(i) It is also the public policy of this state and a purpose of this section to maintain and enforce the three-tier system (strict separation between the manufacturing, wholesaling, and retailing levels of the industry) and thereby to prevent the creation or maintenance of a "tied house" as described and prohibited in Section 102.01 of this code.

(j) The above-stated public policies, purposes of this section, and legislative findings are provided as guidelines for the construction of the following subsections of this section.

(k) A requirement under this code that 51 percent or more of the stock of a corporation be owned by a person or persons who were citizens of this state for a one-year period preceding the date of the filing of an application for a license or permit does not apply to a corporation organized under the laws of this state that applies for a license or permit under Chapters 25, 26, 28, 30, 32, 48, 50, 69, 71, and 74 if:

(1) all of the officers and a majority of directors of the applicant corporation have resided within the state for a one-year period preceding the date of the application and each officer or director possesses the qualifications required of other applicants for permits and licenses;

(2) the applicant corporation and the applicant's shareholders have no direct or indirect ownership or other prohibited relationship with others engaged in the alcoholic beverage industry at different levels as provided by Chapter 102 and other provisions of this code;

(3) the applicant corporation is not precluded by law, rule, charter, or corporate bylaw from disclosing the applicant's shareholders to the commission; and

(4) the applicant corporation maintains its books and records relating to its alcoholic beverage operations in the state at its registered office or at a location in the state approved in writing by the commission.
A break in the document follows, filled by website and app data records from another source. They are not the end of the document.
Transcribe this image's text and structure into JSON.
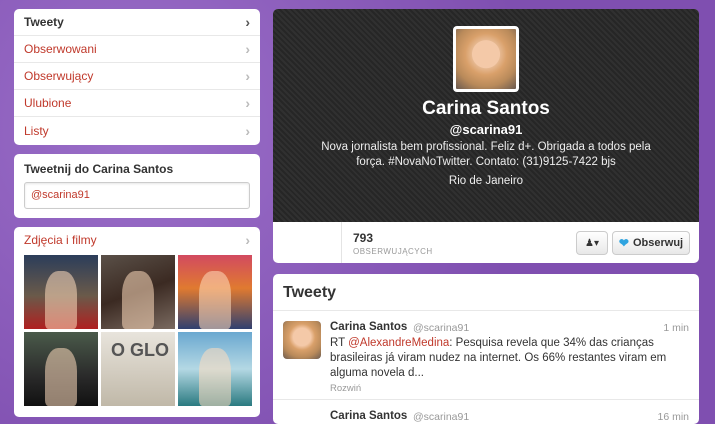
{
  "nav": {
    "items": [
      {
        "label": "Tweety",
        "active": true
      },
      {
        "label": "Obserwowani",
        "active": false
      },
      {
        "label": "Obserwujący",
        "active": false
      },
      {
        "label": "Ulubione",
        "active": false
      },
      {
        "label": "Listy",
        "active": false
      }
    ]
  },
  "tweet_to": {
    "title": "Tweetnij do Carina Santos",
    "value": "@scarina91"
  },
  "media": {
    "title": "Zdjęcia i filmy",
    "thumb_logo": "O GLO"
  },
  "profile": {
    "name": "Carina Santos",
    "handle": "@scarina91",
    "bio": "Nova jornalista bem profissional. Feliz d+. Obrigada a todos pela força. #NovaNoTwitter. Contato: (31)9125-7422 bjs",
    "location": "Rio de Janeiro",
    "followers_count": "793",
    "followers_label": "OBSERWUJĄCYCH",
    "follow_button": "Obserwuj",
    "user_dropdown": "▾"
  },
  "tweets": {
    "header": "Tweety",
    "items": [
      {
        "name": "Carina Santos",
        "handle": "@scarina91",
        "time": "1 min",
        "prefix": "RT ",
        "mention": "@AlexandreMedina",
        "text": ": Pesquisa revela que 34% das crianças brasileiras já viram nudez na internet. Os 66% restantes viram em alguma novela d...",
        "expand": "Rozwiń"
      },
      {
        "name": "Carina Santos",
        "handle": "@scarina91",
        "time": "16 min"
      }
    ]
  },
  "colors": {
    "background": "#8a5cb8",
    "link": "#c0392b",
    "cover": "#2d2d2d"
  }
}
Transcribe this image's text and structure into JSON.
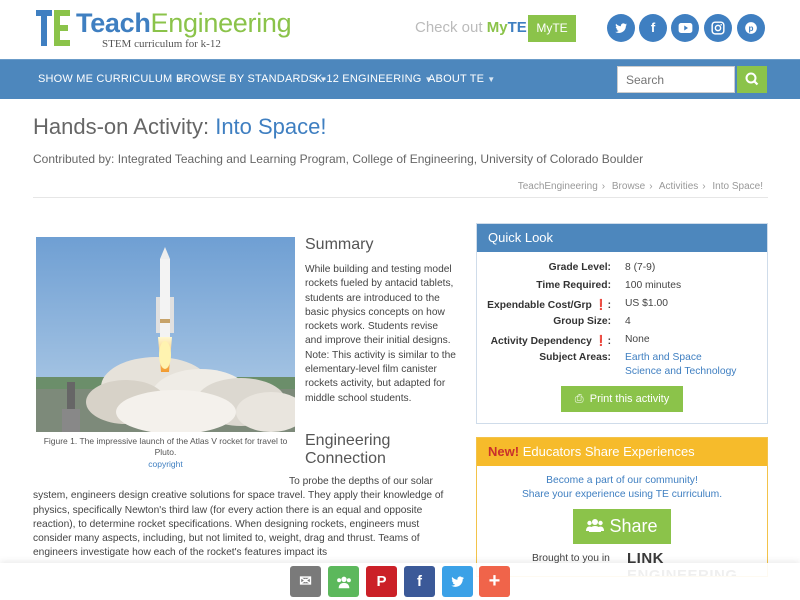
{
  "header": {
    "logo": {
      "brand_part1": "Teach",
      "brand_part2": "Engineering",
      "tagline": "STEM curriculum for k-12"
    },
    "checkout": {
      "prefix": "Check out",
      "my": "My",
      "te": "TE"
    },
    "myte_button": "MyTE",
    "social_icons": [
      "twitter-icon",
      "facebook-icon",
      "youtube-icon",
      "instagram-icon",
      "pinterest-icon"
    ]
  },
  "nav": {
    "items": [
      {
        "label": "SHOW ME CURRICULUM"
      },
      {
        "label": "BROWSE BY STANDARDS"
      },
      {
        "label": "K-12 ENGINEERING"
      },
      {
        "label": "ABOUT TE"
      }
    ],
    "search_placeholder": "Search"
  },
  "page": {
    "title_prefix": "Hands-on Activity:",
    "title_highlight": "Into Space!",
    "contributed": "Contributed by: Integrated Teaching and Learning Program, College of Engineering, University of Colorado Boulder",
    "breadcrumbs": [
      "TeachEngineering",
      "Browse",
      "Activities",
      "Into Space!"
    ]
  },
  "figure": {
    "caption": "Figure 1. The impressive launch of the Atlas V rocket for travel to Pluto.",
    "copyright": "copyright"
  },
  "summary": {
    "heading": "Summary",
    "text": "While building and testing model rockets fueled by antacid tablets, students are introduced to the basic physics concepts on how rockets work. Students revise and improve their initial designs. Note: This activity is similar to the elementary-level film canister rockets activity, but adapted for middle school students."
  },
  "engineering": {
    "heading": "Engineering Connection",
    "text": "To probe the depths of our solar system, engineers design creative solutions for space travel. They apply their knowledge of physics, specifically Newton's third law (for every action there is an equal and opposite reaction), to determine rocket specifications. When designing rockets, engineers must consider many aspects, including, but not limited to, weight, drag and thrust. Teams of engineers investigate how each of the rocket's features impact its"
  },
  "quick_look": {
    "heading": "Quick Look",
    "rows": [
      {
        "label": "Grade Level:",
        "value": "8 (7-9)"
      },
      {
        "label": "Time Required:",
        "value": "100 minutes"
      },
      {
        "label": "Expendable Cost/Grp",
        "value": "US $1.00"
      },
      {
        "label": "Group Size:",
        "value": "4"
      },
      {
        "label": "Activity Dependency",
        "value": "None"
      },
      {
        "label": "Subject Areas:",
        "value": "Earth and Space",
        "value2": "Science and Technology"
      }
    ],
    "print_button": "Print this activity"
  },
  "educators": {
    "new_label": "New!",
    "heading": "Educators Share Experiences",
    "line1": "Become a part of our community!",
    "line2": "Share your experience using TE curriculum.",
    "share_button": "Share",
    "brought": "Brought to you in",
    "sponsor": "LINK ENGINEERING"
  },
  "sharebar": {
    "buttons": [
      {
        "icon": "email-icon",
        "color": "#7a7a7a"
      },
      {
        "icon": "community-icon",
        "color": "#5cb85c"
      },
      {
        "icon": "pinterest-icon",
        "color": "#cb2027"
      },
      {
        "icon": "facebook-icon",
        "color": "#3b5998"
      },
      {
        "icon": "twitter-icon",
        "color": "#3ba1e7"
      },
      {
        "icon": "more-icon",
        "color": "#f0644a"
      }
    ]
  },
  "colors": {
    "brand_blue": "#3f7fc1",
    "brand_green": "#8bc34a",
    "nav_blue": "#4d87bd",
    "accent_orange": "#f6bb2b"
  }
}
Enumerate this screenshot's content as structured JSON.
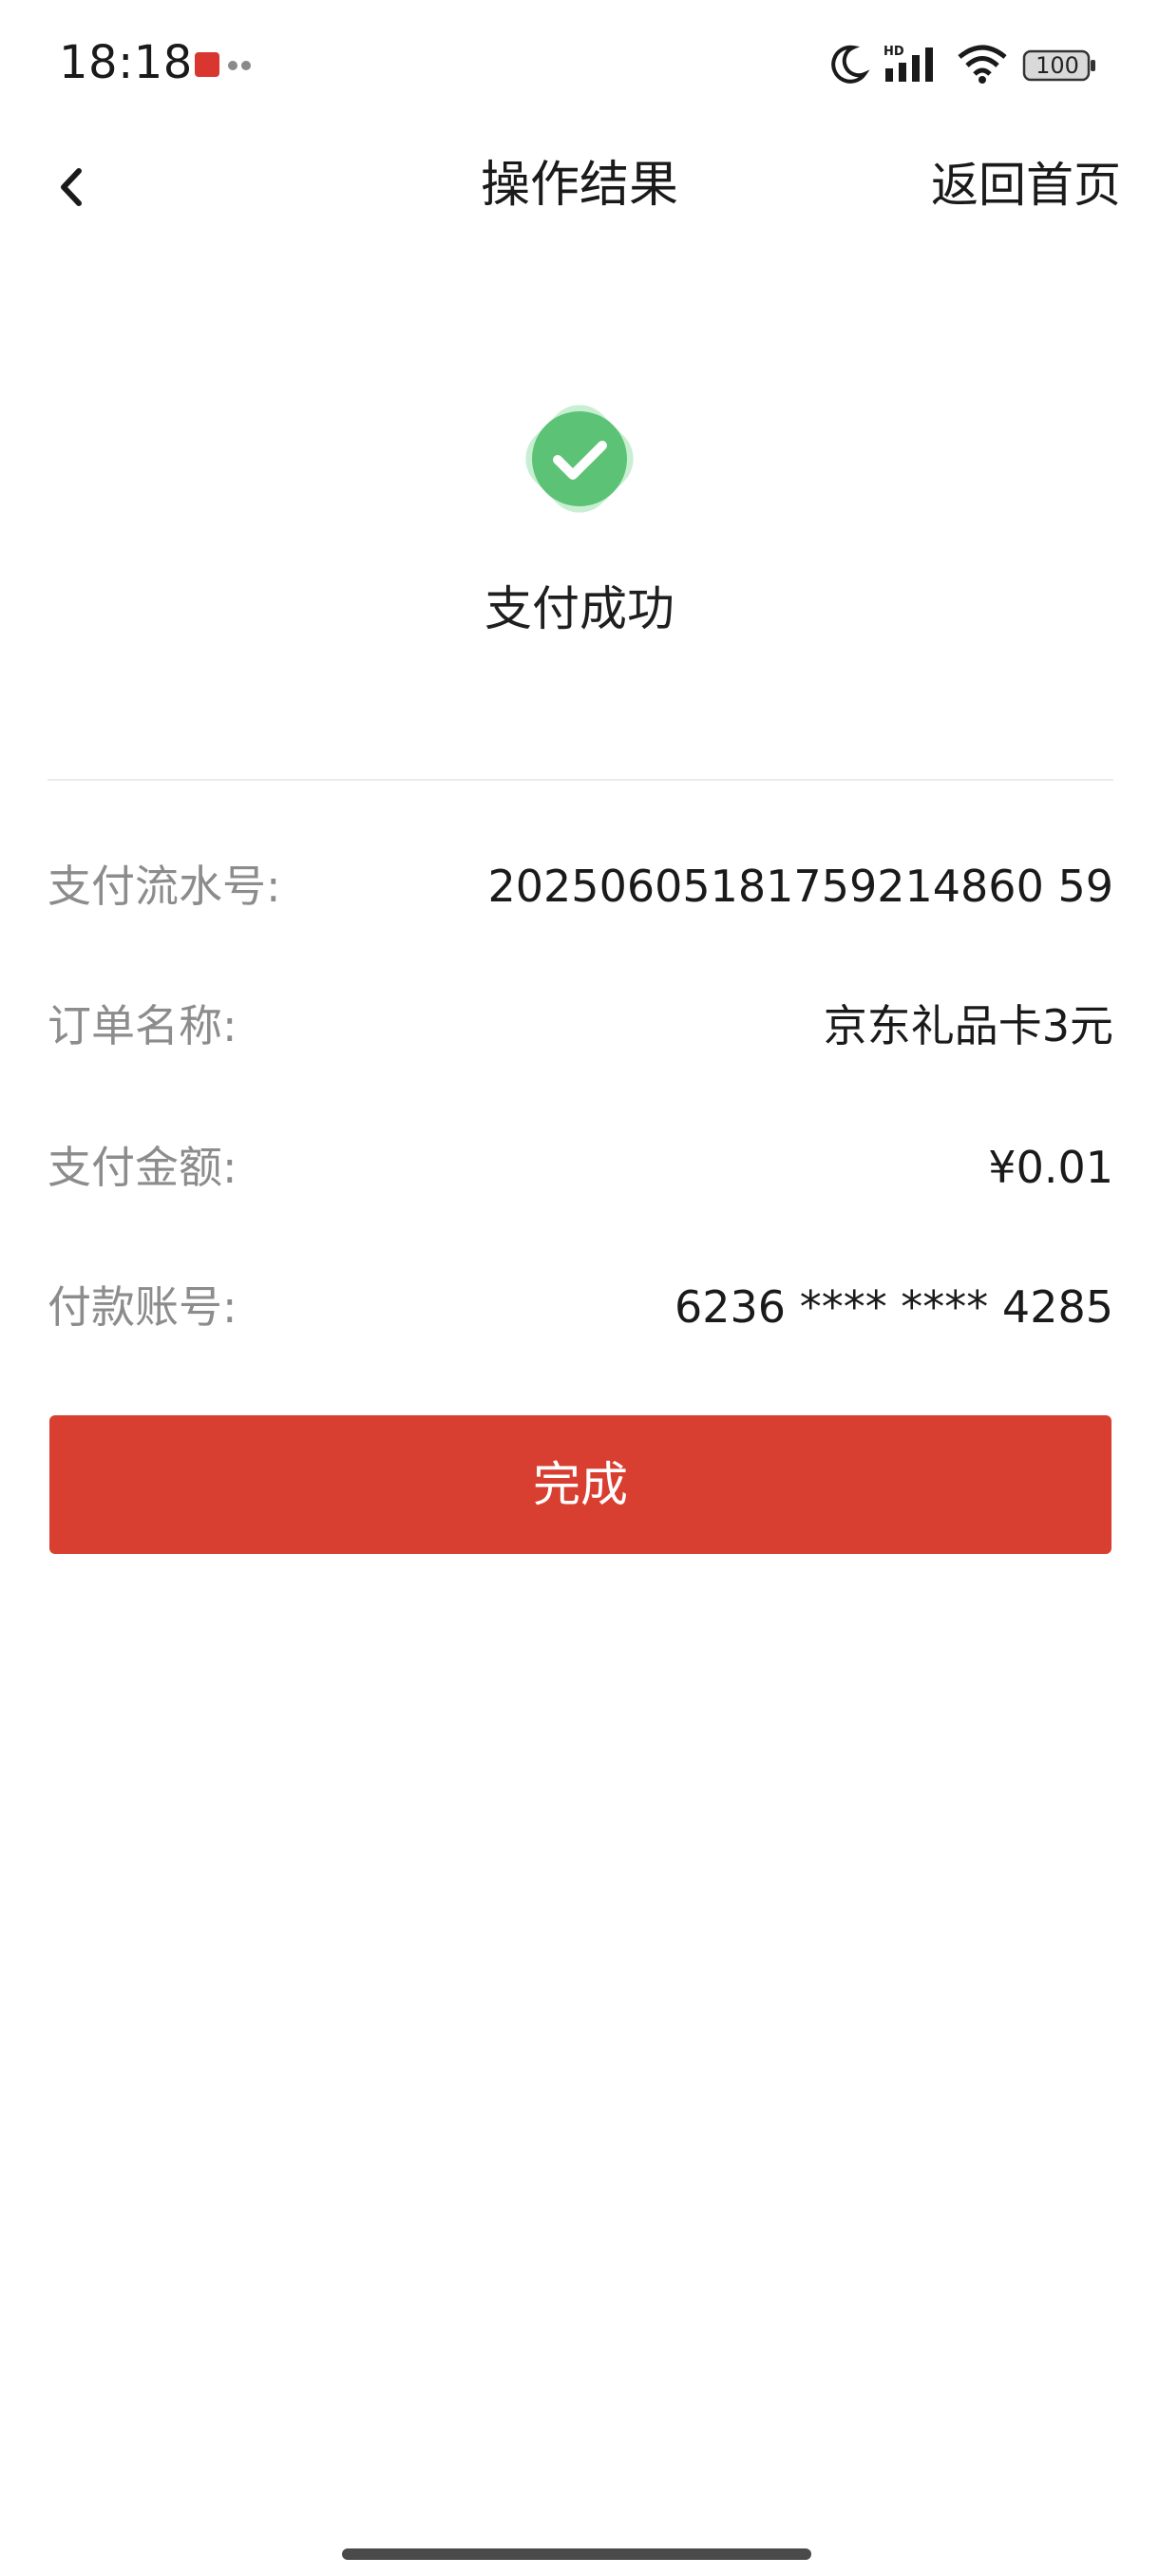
{
  "status_bar": {
    "time": "18:18",
    "battery": "100"
  },
  "nav": {
    "title": "操作结果",
    "home_label": "返回首页"
  },
  "result": {
    "message": "支付成功",
    "accent_color": "#5cc276"
  },
  "details": [
    {
      "label": "支付流水号:",
      "value": "20250605181759214860 59"
    },
    {
      "label": "订单名称:",
      "value": "京东礼品卡3元"
    },
    {
      "label": "支付金额:",
      "value": "¥0.01"
    },
    {
      "label": "付款账号:",
      "value": "6236 **** **** 4285"
    }
  ],
  "done_button": {
    "label": "完成",
    "color": "#d93f31"
  }
}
(l) Corporations subject to Subsection (k) of this section that have substantially similar ownership may merge or consolidate. A fee of $100 shall be paid to the commission for each licensed or permitted premises that is merged or consolidated into the surviving corporation. The surviving corporation succeeds to all privileges of the prior corporation that held the permits or licenses if the surviving corporation is qualified to hold the permits or licenses under this code. For the purposes of this subsection, corporations have substantially similar ownership if 90 percent or more of the corporations is owned by the same person or persons or by the same corporation or corporations or if the surviving corporation has maintained an ownership interest in the merged or consolidated corporations since the date the original permit or license was issued.

Added by Acts 1993, 73rd Leg., ch. 934, Sec. 16, eff. Sept. 1, 1993.

Amended by:

Acts 2019, 86th Leg., R.S., Ch. 1359 (H.B. 1545), Sec. 21, eff. September 1, 2021.

Sec. 6.04. GRACE PERIOD ON RENEWAL OF LICENSES AND PERMITS. (a) Notwithstanding any other provision of this code, the holder of a license or permit issued under this code may renew the license or permit rather than reapply for an original license or permit if, not later than the 30th day after the date of the expiration of the license or permit, the holder files a renewal application and the required license or permit fee with the commission and pays a late fee as provided by rules of the commission.

(b) If an application is filed under Subsection (a), a violation of the law that occurs before the filing of a renewal application may be the basis for an administrative action against the holder of the license or permit.

(c) The holder of a license or permit who does not renew the license or permit before its expiration date may not operate until the holder files an application under Subsection (a).

(d) The commission shall adopt rules necessary to implement this section.

Added by Acts 1993, 73rd Leg., ch. 934, Sec. 16, eff. Sept. 1, 1993. Amended by Acts 2001, 77th Leg., ch. 364, Sec. 1, eff. Sept. 1, 2001.

Sec. 6.05. CORPORATE LIABILITY. A corporation with an ownership interest in a corporation holding a permit under Section 6.03(k) of this code and which shares space, employees, business facilities, or services is subject to liability under Chapter 2 of this code.

Added by Acts 1993, 73rd Leg., ch. 934, Sec. 17, eff. Sept. 1, 1993.